Germany has advised its citizens they risk arrest for expressing opinions that would be tolerated at home but may not be by Turkish authorities. German nationals have been arbitrarily arrested over the last two years.
The Foreign Ministry in Berlin has updated its travel advisory for Turkey, saying opinions expressed freely in Germany may not be tolerated by Turkish authorities. The advice was directed at journalists, at people who had taken part in some meetings and at anyone making social media comments critical of the Turkish government.
The ministry stated that a number of European — including German — journalists had been denied accreditation in Turkey without explanation. "It cannot be ruled out ... that the Turkish government will take further action against representatives of German media and civil society organizations," an updated Foreign Ministry travel advisory stated on Saturday.
"Statements, which are covered by the German legal understanding of the freedom of expression, can lead in Turkey to occupational restrictions and criminal proceedings," the updated advice said. Over the last two years, a number of German nationals have been arbitrarily detained, the ministry noted.
'Incompatible with our understanding of press freedom'
Foreign Minister Heiko Maas has criticized the Turkish authorities' decision not to issue new press credentials to a number of German correspondents. It was unacceptable they were prevented from working freely in Turkey, he told newspaper Der Tagesspiegel am Sonntag: "When journalists are prevented from doing their work, that is incompatible with our understanding of press freedom," he said.
The Foreign Ministry advice was also directed at holidaymakers who may have attended meetings organized by groups banned in Turkey. They also risked being detained, the ministry warned.
The advisory also cautioned anyone who made, or endorsed, social media comments critical of the Turkish government, as they also risked arrest.

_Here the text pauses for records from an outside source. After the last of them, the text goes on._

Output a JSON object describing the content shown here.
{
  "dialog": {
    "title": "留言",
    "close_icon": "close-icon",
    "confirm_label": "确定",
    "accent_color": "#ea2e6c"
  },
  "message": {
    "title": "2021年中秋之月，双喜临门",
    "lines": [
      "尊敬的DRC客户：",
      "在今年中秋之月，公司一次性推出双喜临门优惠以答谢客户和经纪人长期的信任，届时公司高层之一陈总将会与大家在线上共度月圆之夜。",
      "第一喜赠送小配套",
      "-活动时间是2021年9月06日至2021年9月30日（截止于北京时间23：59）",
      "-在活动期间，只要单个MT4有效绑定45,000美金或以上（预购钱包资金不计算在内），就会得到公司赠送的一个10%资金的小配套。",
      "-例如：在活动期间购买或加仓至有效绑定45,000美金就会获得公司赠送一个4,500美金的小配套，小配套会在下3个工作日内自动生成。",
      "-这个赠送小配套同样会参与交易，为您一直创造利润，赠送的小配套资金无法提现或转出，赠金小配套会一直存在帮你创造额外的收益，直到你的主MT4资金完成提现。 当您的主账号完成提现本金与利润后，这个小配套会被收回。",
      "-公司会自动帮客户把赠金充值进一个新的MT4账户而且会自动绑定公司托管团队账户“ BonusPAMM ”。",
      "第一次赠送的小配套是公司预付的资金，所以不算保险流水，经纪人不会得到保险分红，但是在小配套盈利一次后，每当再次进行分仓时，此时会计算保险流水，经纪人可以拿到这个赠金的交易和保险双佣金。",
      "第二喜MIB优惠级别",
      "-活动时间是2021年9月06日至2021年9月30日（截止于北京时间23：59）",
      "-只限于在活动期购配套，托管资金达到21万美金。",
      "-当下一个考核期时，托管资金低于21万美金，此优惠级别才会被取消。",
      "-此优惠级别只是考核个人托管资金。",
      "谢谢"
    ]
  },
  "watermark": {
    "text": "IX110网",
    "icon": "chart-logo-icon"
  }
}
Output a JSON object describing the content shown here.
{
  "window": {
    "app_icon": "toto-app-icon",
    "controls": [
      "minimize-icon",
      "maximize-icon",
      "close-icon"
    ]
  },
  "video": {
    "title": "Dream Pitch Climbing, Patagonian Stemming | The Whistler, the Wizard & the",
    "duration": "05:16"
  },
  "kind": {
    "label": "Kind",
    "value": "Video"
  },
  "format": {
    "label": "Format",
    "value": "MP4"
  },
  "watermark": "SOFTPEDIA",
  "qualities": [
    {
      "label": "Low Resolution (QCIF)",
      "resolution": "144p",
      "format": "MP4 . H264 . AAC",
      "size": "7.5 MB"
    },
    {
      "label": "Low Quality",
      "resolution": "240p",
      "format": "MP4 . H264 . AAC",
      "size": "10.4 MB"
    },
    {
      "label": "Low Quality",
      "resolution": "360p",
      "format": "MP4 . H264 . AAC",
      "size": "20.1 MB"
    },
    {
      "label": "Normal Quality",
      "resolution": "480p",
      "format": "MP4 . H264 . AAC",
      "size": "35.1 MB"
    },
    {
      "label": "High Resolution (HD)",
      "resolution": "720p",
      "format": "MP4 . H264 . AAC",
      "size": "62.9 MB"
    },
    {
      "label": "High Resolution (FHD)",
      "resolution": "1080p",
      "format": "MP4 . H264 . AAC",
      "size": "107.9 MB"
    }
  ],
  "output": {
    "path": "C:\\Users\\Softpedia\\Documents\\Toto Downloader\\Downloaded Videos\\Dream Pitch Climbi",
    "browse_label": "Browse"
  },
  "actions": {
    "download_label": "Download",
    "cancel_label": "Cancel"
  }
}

Authorities in Turkey are suspicious of any connections to the US-based Muslim cleric Fethullah Gulen. Ankara has accused him of orchestrating a coup attempt in 2016.
jm/cmk (Reuters, dpa)